From the first line to the last, give the listing again exactly.

RECORDS SHOWN below:

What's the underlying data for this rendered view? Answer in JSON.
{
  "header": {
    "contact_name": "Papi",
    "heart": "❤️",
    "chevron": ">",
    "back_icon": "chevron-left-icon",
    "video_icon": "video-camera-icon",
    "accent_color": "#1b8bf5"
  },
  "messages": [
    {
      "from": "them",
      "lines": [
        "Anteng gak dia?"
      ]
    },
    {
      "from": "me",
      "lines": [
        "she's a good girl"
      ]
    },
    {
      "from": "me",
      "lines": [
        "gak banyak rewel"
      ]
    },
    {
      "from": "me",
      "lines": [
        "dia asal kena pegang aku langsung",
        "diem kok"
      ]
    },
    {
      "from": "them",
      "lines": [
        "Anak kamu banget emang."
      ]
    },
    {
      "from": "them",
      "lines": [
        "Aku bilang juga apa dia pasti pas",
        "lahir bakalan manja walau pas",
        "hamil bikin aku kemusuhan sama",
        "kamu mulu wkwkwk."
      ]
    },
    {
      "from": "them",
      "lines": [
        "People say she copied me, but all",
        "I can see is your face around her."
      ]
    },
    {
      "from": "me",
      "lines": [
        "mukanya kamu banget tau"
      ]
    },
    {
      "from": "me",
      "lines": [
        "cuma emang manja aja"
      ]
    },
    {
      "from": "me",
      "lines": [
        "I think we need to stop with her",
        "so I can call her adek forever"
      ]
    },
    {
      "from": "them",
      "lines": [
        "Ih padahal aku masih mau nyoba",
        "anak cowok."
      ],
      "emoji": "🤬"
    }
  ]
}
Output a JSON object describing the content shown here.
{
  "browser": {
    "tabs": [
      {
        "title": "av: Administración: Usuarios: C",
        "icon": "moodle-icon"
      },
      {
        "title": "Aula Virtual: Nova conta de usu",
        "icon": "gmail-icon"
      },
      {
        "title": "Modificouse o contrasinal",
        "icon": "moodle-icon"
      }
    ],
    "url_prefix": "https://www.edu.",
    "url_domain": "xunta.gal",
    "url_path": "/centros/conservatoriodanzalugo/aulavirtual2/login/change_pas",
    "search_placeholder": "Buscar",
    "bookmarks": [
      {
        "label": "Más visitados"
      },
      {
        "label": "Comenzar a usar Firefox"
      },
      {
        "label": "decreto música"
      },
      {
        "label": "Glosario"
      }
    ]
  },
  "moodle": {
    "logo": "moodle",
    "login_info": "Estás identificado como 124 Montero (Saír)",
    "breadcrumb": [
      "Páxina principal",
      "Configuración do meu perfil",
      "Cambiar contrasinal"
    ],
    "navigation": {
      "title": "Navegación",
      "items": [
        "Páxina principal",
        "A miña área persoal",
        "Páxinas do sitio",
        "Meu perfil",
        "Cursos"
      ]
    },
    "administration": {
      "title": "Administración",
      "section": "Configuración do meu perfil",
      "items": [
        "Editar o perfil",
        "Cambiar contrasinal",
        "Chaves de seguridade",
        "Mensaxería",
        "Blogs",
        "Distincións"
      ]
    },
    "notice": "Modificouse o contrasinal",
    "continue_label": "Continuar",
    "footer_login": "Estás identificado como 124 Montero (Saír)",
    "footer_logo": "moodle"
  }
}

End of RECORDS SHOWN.

EXERCISE ANSWER
What's the underlying data for this rendered view? Answer in JSON.
{
  "header": {
    "contact_name": "Papi",
    "heart": "❤️",
    "chevron": ">",
    "back_icon": "chevron-left-icon",
    "video_icon": "video-camera-icon",
    "accent_color": "#1b8bf5"
  },
  "messages": [
    {
      "from": "them",
      "lines": [
        "Anteng gak dia?"
      ]
    },
    {
      "from": "me",
      "lines": [
        "she's a good girl"
      ]
    },
    {
      "from": "me",
      "lines": [
        "gak banyak rewel"
      ]
    },
    {
      "from": "me",
      "lines": [
        "dia asal kena pegang aku langsung",
        "diem kok"
      ]
    },
    {
      "from": "them",
      "lines": [
        "Anak kamu banget emang."
      ]
    },
    {
      "from": "them",
      "lines": [
        "Aku bilang juga apa dia pasti pas",
        "lahir bakalan manja walau pas",
        "hamil bikin aku kemusuhan sama",
        "kamu mulu wkwkwk."
      ]
    },
    {
      "from": "them",
      "lines": [
        "People say she copied me, but all",
        "I can see is your face around her."
      ]
    },
    {
      "from": "me",
      "lines": [
        "mukanya kamu banget tau"
      ]
    },
    {
      "from": "me",
      "lines": [
        "cuma emang manja aja"
      ]
    },
    {
      "from": "me",
      "lines": [
        "I think we need to stop with her",
        "so I can call her adek forever"
      ]
    },
    {
      "from": "them",
      "lines": [
        "Ih padahal aku masih mau nyoba",
        "anak cowok."
      ],
      "emoji": "🤬"
    }
  ]
}
Output a JSON object describing the content shown here.
{
  "browser": {
    "tabs": [
      {
        "title": "av: Administración: Usuarios: C",
        "icon": "moodle-icon"
      },
      {
        "title": "Aula Virtual: Nova conta de usu",
        "icon": "gmail-icon"
      },
      {
        "title": "Modificouse o contrasinal",
        "icon": "moodle-icon"
      }
    ],
    "url_prefix": "https://www.edu.",
    "url_domain": "xunta.gal",
    "url_path": "/centros/conservatoriodanzalugo/aulavirtual2/login/change_pas",
    "search_placeholder": "Buscar",
    "bookmarks": [
      {
        "label": "Más visitados"
      },
      {
        "label": "Comenzar a usar Firefox"
      },
      {
        "label": "decreto música"
      },
      {
        "label": "Glosario"
      }
    ]
  },
  "moodle": {
    "logo": "moodle",
    "login_info": "Estás identificado como 124 Montero (Saír)",
    "breadcrumb": [
      "Páxina principal",
      "Configuración do meu perfil",
      "Cambiar contrasinal"
    ],
    "navigation": {
      "title": "Navegación",
      "items": [
        "Páxina principal",
        "A miña área persoal",
        "Páxinas do sitio",
        "Meu perfil",
        "Cursos"
      ]
    },
    "administration": {
      "title": "Administración",
      "section": "Configuración do meu perfil",
      "items": [
        "Editar o perfil",
        "Cambiar contrasinal",
        "Chaves de seguridade",
        "Mensaxería",
        "Blogs",
        "Distincións"
      ]
    },
    "notice": "Modificouse o contrasinal",
    "continue_label": "Continuar",
    "footer_login": "Estás identificado como 124 Montero (Saír)",
    "footer_logo": "moodle"
  }
}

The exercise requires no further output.